* TASK
Your answer should consist of every line from the records that holds the string "requirement".

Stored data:
__________________________________________________
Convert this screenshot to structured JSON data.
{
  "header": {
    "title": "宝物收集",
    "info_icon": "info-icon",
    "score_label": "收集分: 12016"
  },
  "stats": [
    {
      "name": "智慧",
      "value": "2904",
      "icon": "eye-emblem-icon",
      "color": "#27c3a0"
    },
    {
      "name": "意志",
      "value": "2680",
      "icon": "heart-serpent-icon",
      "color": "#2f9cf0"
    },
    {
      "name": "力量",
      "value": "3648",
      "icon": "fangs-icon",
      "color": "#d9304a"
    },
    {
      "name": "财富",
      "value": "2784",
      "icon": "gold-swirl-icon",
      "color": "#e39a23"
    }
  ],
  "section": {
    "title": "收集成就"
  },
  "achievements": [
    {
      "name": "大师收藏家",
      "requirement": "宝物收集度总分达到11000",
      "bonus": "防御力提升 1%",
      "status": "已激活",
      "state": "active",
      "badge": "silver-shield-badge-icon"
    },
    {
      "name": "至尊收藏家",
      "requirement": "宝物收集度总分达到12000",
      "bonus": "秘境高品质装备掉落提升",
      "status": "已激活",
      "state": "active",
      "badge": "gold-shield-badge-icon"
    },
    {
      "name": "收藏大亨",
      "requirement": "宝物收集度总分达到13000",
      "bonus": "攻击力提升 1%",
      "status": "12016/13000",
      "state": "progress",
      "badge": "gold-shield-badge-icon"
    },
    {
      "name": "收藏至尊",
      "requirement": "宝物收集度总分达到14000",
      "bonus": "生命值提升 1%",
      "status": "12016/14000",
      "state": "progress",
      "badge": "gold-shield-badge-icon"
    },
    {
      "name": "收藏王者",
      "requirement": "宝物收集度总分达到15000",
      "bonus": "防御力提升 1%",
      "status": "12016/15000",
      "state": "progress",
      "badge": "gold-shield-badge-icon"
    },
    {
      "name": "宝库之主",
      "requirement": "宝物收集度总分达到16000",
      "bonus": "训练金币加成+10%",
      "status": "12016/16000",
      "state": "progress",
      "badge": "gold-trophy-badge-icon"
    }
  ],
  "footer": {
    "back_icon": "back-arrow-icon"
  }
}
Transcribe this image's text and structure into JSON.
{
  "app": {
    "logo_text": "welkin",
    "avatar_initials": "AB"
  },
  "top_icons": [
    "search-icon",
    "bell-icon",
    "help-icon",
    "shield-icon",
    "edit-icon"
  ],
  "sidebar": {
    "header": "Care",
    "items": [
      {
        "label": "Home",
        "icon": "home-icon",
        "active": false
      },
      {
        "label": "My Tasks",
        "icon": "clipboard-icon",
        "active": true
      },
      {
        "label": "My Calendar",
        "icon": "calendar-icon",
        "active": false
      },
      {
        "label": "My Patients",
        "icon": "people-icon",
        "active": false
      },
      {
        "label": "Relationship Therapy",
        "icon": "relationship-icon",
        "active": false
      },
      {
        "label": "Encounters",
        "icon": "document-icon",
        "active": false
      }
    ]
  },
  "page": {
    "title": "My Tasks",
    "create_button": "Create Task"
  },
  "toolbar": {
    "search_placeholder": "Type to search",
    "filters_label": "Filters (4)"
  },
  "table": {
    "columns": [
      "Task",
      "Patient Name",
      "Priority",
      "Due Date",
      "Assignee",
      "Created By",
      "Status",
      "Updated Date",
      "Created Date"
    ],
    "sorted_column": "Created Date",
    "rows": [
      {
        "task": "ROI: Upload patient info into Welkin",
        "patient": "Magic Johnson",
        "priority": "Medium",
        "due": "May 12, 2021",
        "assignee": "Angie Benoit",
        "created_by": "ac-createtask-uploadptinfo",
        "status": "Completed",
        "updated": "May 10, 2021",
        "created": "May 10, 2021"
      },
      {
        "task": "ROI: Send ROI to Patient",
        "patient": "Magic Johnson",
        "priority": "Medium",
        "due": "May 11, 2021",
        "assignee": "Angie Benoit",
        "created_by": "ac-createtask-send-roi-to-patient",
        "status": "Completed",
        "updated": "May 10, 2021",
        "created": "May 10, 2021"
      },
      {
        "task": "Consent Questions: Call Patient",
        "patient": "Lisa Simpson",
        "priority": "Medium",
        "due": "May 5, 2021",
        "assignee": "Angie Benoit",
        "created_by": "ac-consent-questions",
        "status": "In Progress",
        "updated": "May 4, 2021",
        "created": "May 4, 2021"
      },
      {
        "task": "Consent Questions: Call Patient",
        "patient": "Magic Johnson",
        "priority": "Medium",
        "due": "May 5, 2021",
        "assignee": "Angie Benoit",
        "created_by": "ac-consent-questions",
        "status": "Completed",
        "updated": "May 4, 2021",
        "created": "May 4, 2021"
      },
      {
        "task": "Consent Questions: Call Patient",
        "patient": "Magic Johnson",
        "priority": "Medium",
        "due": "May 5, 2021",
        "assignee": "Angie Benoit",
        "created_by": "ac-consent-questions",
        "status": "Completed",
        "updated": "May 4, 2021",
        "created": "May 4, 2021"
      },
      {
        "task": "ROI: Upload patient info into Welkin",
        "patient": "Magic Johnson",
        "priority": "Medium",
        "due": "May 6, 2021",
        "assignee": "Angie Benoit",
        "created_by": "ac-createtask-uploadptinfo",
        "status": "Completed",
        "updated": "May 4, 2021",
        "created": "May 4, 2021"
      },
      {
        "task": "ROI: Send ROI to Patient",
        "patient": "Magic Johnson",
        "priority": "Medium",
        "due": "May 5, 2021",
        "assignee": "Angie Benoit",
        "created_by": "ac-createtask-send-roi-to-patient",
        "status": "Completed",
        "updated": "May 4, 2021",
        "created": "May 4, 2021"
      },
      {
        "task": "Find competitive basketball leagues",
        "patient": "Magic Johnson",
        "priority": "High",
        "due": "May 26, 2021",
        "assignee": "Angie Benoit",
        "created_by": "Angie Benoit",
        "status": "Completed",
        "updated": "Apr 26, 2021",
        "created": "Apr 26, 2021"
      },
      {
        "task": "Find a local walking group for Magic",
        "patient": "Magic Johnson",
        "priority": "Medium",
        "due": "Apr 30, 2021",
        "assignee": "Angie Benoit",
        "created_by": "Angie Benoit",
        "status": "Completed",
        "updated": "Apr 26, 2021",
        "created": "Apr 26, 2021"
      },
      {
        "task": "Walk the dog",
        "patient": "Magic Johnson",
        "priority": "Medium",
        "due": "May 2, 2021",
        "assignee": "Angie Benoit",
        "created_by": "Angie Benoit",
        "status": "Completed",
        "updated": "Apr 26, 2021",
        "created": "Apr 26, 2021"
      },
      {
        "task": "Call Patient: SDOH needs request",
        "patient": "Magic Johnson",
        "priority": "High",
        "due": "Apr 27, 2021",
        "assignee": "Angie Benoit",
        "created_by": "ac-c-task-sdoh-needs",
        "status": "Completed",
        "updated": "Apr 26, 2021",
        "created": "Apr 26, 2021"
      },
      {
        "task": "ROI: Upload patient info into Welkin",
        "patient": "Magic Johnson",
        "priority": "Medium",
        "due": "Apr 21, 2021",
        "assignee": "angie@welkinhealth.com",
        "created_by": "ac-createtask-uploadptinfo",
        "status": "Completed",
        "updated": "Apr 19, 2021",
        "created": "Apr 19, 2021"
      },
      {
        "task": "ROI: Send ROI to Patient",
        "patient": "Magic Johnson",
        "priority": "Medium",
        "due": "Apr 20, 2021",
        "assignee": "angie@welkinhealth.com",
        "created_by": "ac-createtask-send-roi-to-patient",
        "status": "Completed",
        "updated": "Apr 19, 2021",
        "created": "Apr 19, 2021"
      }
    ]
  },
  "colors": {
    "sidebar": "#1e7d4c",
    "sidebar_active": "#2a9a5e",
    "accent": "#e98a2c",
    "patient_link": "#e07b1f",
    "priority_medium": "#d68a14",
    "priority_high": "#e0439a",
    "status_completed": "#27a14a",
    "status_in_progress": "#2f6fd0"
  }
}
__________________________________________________
* OUTPUT OF THE EXERCISE
      "requirement": "宝物收集度总分达到11000",
      "requirement": "宝物收集度总分达到12000",
      "requirement": "宝物收集度总分达到13000",
      "requirement": "宝物收集度总分达到14000",
      "requirement": "宝物收集度总分达到15000",
      "requirement": "宝物收集度总分达到16000",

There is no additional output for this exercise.